Pop-up shops and markets are increasingly springing up across the UK, giving small, independent designers and businesses a platform for their products, while bringing something fresh and new to the shopping landscape.
Pop-up shops offer flexibility so they can be a great way to test a new location or product, or to dip your toe into taking an online business to the High Street. Meeting customers face-to-face will also enable you to get feedback on your products and let buyers experience your wares first-hand.
Pop-up shop themes have ranged from vintage havens to quirky tea shops and the sense of novelty and urgency tends to get these ventures noticed.
Here are five areas to think about if you want to start your own pop-up shop.
1. Find a venue
It’s worth contacting your local council to see if they run any pop-up schemes. If they don’t already have anything in place, maybe volunteer to be the first test case! Other pop-up shop businesses have negotiated directly with the landlord, agent or shopping centre.
You could also look at initiatives such as PopUp Britain, created to give new British brands a rare opportunity to get their products onto the British High Street.
2. Talk to others who have done it
The best way to learn how to run a pop-up shop is to speak to someone who has already launched one.
The Empty Shops Network is a goldmine of information on everything pop-up-shop-related, including advice, concepts and contacts. The site is also packed with case studies, so you can have a browse for some inspiration.

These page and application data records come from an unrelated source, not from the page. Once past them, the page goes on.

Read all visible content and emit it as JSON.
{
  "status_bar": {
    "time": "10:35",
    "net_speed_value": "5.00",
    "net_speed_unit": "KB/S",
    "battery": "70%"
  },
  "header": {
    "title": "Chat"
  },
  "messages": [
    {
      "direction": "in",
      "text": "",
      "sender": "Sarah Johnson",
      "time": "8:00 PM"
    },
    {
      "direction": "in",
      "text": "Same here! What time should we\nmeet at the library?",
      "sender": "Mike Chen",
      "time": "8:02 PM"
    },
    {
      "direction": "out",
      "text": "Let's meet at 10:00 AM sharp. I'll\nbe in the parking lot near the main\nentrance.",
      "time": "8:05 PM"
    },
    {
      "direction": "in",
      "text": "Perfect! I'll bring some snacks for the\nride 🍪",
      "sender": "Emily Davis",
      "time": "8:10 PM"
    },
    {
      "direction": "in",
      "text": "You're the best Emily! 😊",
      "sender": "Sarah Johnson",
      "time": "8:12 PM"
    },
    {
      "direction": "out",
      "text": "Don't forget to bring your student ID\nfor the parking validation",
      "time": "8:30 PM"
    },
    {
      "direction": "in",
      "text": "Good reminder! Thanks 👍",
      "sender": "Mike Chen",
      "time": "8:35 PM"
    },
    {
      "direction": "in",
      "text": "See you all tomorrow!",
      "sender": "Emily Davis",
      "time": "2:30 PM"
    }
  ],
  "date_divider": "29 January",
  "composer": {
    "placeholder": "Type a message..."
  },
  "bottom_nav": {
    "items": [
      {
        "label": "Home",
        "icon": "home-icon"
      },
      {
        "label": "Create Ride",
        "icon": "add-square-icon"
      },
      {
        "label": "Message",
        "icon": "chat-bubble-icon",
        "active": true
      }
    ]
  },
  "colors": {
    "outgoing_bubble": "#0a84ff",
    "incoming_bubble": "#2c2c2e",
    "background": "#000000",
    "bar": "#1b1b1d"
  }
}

3. Get noticed
The key to making your pop-up shop stand out, is to find something unique or interesting to draw people in. Business Insider rounded up some of the most creative pop-up stores, but your idea doesn’t need to be elaborate as long as it grabs attention.

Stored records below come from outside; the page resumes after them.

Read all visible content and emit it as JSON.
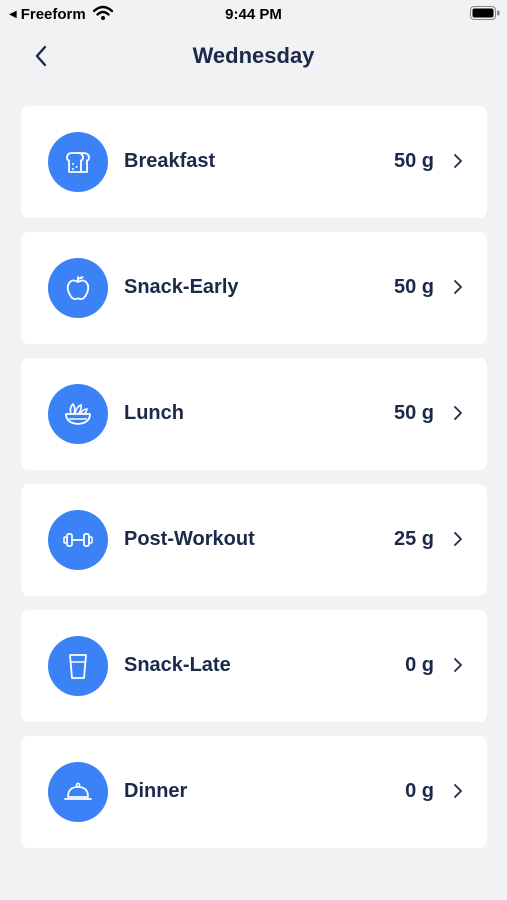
{
  "status_bar": {
    "back_app": "Freeform",
    "time": "9:44 PM"
  },
  "nav": {
    "title": "Wednesday"
  },
  "meals": [
    {
      "name": "Breakfast",
      "amount": "50 g",
      "icon": "bread-icon"
    },
    {
      "name": "Snack-Early",
      "amount": "50 g",
      "icon": "apple-icon"
    },
    {
      "name": "Lunch",
      "amount": "50 g",
      "icon": "salad-bowl-icon"
    },
    {
      "name": "Post-Workout",
      "amount": "25 g",
      "icon": "dumbbell-icon"
    },
    {
      "name": "Snack-Late",
      "amount": "0 g",
      "icon": "glass-icon"
    },
    {
      "name": "Dinner",
      "amount": "0 g",
      "icon": "cloche-icon"
    }
  ],
  "colors": {
    "accent": "#3b82f6",
    "text": "#1b2a4a",
    "background": "#f2f2f4"
  }
}
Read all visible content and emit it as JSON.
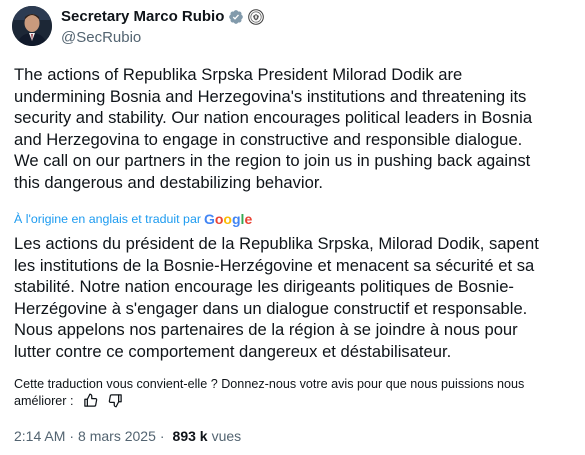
{
  "author": {
    "display_name": "Secretary Marco Rubio",
    "handle": "@SecRubio"
  },
  "tweet": {
    "text": "The actions of Republika Srpska President Milorad Dodik are\nundermining Bosnia and Herzegovina's institutions and threatening its\nsecurity and stability. Our nation encourages political leaders in Bosnia\nand Herzegovina to engage in constructive and responsible dialogue.\nWe call on our partners in the region to join us in pushing back against\nthis dangerous and destabilizing behavior.",
    "translated_label": "À l'origine en anglais et traduit par",
    "translator": "Google",
    "translation": "Les actions du président de la Republika Srpska, Milorad Dodik, sapent\nles institutions de la Bosnie-Herzégovine et menacent sa sécurité et sa\nstabilité. Notre nation encourage les dirigeants politiques de Bosnie-\nHerzégovine à s'engager dans un dialogue constructif et responsable.\nNous appelons nos partenaires de la région à se joindre à nous pour\nlutter contre ce comportement dangereux et déstabilisateur."
  },
  "feedback": {
    "prompt": "Cette traduction vous convient-elle ? Donnez-nous votre avis pour que nous puissions nous améliorer :",
    "icons": [
      "thumbs-up-icon",
      "thumbs-down-icon"
    ]
  },
  "meta": {
    "time": "2:14 AM",
    "separator": "·",
    "date": "8 mars 2025",
    "views_count": "893 k",
    "views_label": "vues"
  },
  "colors": {
    "link": "#1d9bf0",
    "verified": "#829aab",
    "secondary_text": "#536471",
    "google_blue": "#4285f4",
    "google_red": "#ea4335",
    "google_yellow": "#fbbc05",
    "google_green": "#34a853"
  }
}
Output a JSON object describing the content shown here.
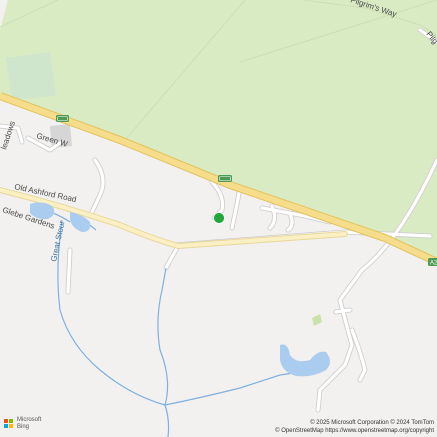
{
  "labels": {
    "old_ashford_road": "Old Ashford Road",
    "great_stour": "Great Stour",
    "glebe_gardens": "Glebe Gardens",
    "pilgrims_way_1": "Pilgrim's Way",
    "pilgrims_way_2": "Pilg",
    "green_way": "Green W",
    "meadows": "leadows",
    "road_edge": "A2"
  },
  "colors": {
    "background": "#f2f1ef",
    "woodland": "#d9ebc3",
    "park": "#cfe6cc",
    "major_road": "#f6dd8b",
    "major_road_casing": "#e3c25c",
    "minor_road": "#ffffff",
    "minor_road_casing": "#cfcfcf",
    "water": "#a9ccef",
    "water_stroke": "#7fb0e0",
    "road_shield": "#4f9a55",
    "location_pin": "#22a83a"
  },
  "branding": {
    "line1": "Microsoft",
    "line2": "Bing",
    "logo_icon": "microsoft-logo-icon"
  },
  "attribution": {
    "line1": "© 2025 Microsoft Corporation © 2024 TomTom",
    "line2": "© OpenStreetMap https://www.openstreetmap.org/copyright"
  }
}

4. Promote it
When it comes to promotion, social media is your friend. Twitter, Facebook, Instagram and Vine can be used to give people hints at what can be expected and create a sense of urgency about your pop-up business. Local papers and magazines could also be interested in giving you coverage.
There are dedicated blogs for pop-up shops, like London Pop-Ups, so you might want to contact them too.
5. Get paid
Having the option of accepting mobile payments as well as cash payment makes it easier for your customers to pay, encourages more purchases and makes finishing up at the end of the day easier too. Have a look at the Intuit Pay system for a quick and simple way to take card payments at your pop-up shop.
Have you thought about setting up a pop-up shop? What do you want to know? Or do you have experience in this area which you can share?